After Israel was conquered by Assyria and the people taken away into exile, what happened to the capital city of Samaria and the rest of the country? The account in Second Kings 17 gives us the answer:
“The king of Assyria transported groups of people from Babylon, Cuthah, Avva, Hamath, and Sepharvaim and resettled them in the towns of Samaria, replacing the people of Israel. They took possession of Samaria and lived in its towns.
In town after town where they lived, they placed their idols at the pagan shrines that the people of Samaria had built. Those from Babylon worshiped idols of their god Succoth-benoth. Those from Cuthah worshiped their god Nergal. And those from Hamath worshiped Ashima. The Avvites worshiped their gods Nibhaz and Tartak. And the people from Sepharvaim even burned their own children as sacrifices to their gods Adrammelech and Anammelech.

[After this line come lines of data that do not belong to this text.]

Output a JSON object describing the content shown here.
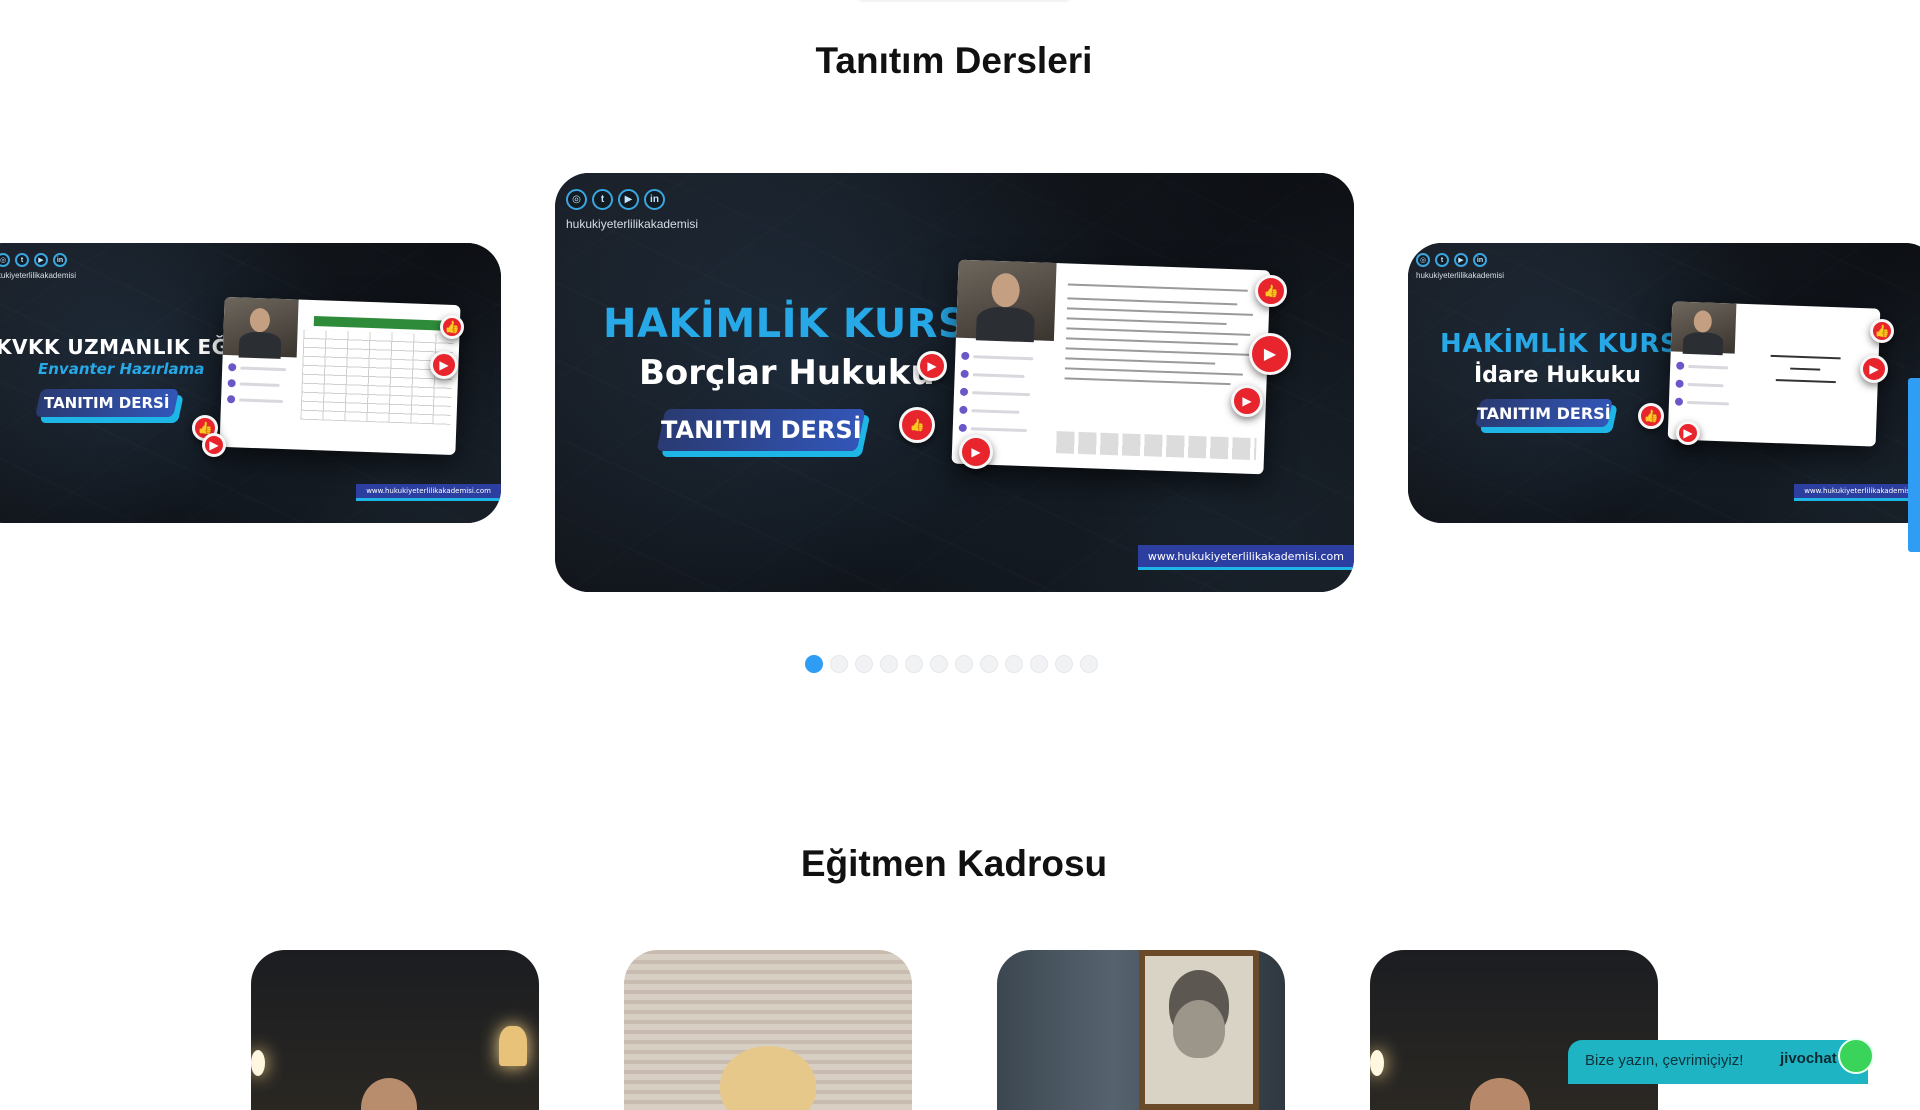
{
  "sections": {
    "intro_title": "Tanıtım Dersleri",
    "instructors_title": "Eğitmen Kadrosu"
  },
  "slides": [
    {
      "handle": "hukukiyeterlilikakademisi",
      "title": "KVKK UZMANLIK EĞİTİMİ",
      "subtitle": "Envanter Hazırlama",
      "badge": "TANITIM DERSİ",
      "url": "www.hukukiyeterlilikakademisi.com"
    },
    {
      "handle": "hukukiyeterlilikakademisi",
      "title": "HAKİMLİK KURSU",
      "subtitle": "Borçlar Hukuku",
      "badge": "TANITIM DERSİ",
      "url": "www.hukukiyeterlilikakademisi.com"
    },
    {
      "handle": "hukukiyeterlilikakademisi",
      "title": "HAKİMLİK KURSU",
      "subtitle": "İdare Hukuku",
      "badge": "TANITIM DERSİ",
      "url": "www.hukukiyeterlilikakademisi.com"
    }
  ],
  "pagination": {
    "total": 12,
    "active": 1
  },
  "jivochat": {
    "message": "Bize yazın, çevrimiçiyiz!",
    "brand": "jivochat"
  },
  "colors": {
    "accent": "#2f9df4",
    "title_blue": "#27a9e8",
    "badge_blue": "#3256b8",
    "bubble_red": "#e8242c",
    "chat_teal": "#1fb4c4",
    "online_green": "#3bd45b"
  },
  "icons": [
    "instagram-icon",
    "twitter-icon",
    "youtube-icon",
    "linkedin-icon",
    "like-icon",
    "play-icon"
  ]
}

These new residents worshiped the Lord, but they also appointed from among themselves all sorts of people as priests to offer sacrifices at their places of worship. And though they worshiped the Lord, they continued to follow their own gods according to the religious customs of the nations from which they came. And this is still going on today. They continue to follow their former practices instead of truly worshiping the Lord and obeying the decrees, regulations, instructions, and commands He gave the descendants of Jacob, whose name He changed to Israel.
For the Lord had made a covenant with the descendants of Jacob and commanded them: ‘Do not worship any other gods or bow before them or serve them or offer sacrifices to them. But worship only the Lord, who brought you out of Egypt with great strength and a powerful arm. Bow down to Him alone, and offer sacrifices only to Him. Be careful at all times to obey the decrees, regulations, instructions, and commands that He wrote for you. You must not worship other gods. Do not forget the covenant I made with you, and do not worship other gods. You must worship only the Lord your God. He is the One who will rescue you from all your enemies.’
But the people would not listen and continued to follow their former practices. So while these new residents worshiped the Lord, they also worshiped their idols. And to this day their descendants do the same” (II Kings 17:24, 29b-40).
The name of the capital city became the name by which the whole region was known: Samaria. Inscriptions found among Assyrian ruins indicate that just over 27,000 people were taken into exile, most likely the priests and more prominent Israelites. Peoples from other conquered countries were brought into Samaria and from them the Israelites who were left behind learned even more forms of idolatry.
“These new residents worshiped the Lord, but they also…” Now there’s a familiar tune. The people of Israel had already been worshiping false gods in addition to the One True God. The newcomers were doing likewise, plus adding their own heathen idols to the mix.
But before we come down on them too hard, look around. Today we have a lot of “Jesus plus” religions. They include Him as a part of their belief system – as a prophet or even as a son of God, but not as God’s Only Son. Paul dealt with this himself, admonishing the Corinthians: “There is only one Lord, Jesus Christ, through whom God made everything and through whom we have been given life” (I Corinthians 8:6b).
It is only through faith in Jesus Christ that any person experiences true life.
Copyright © 2013
Judy Woodward Bates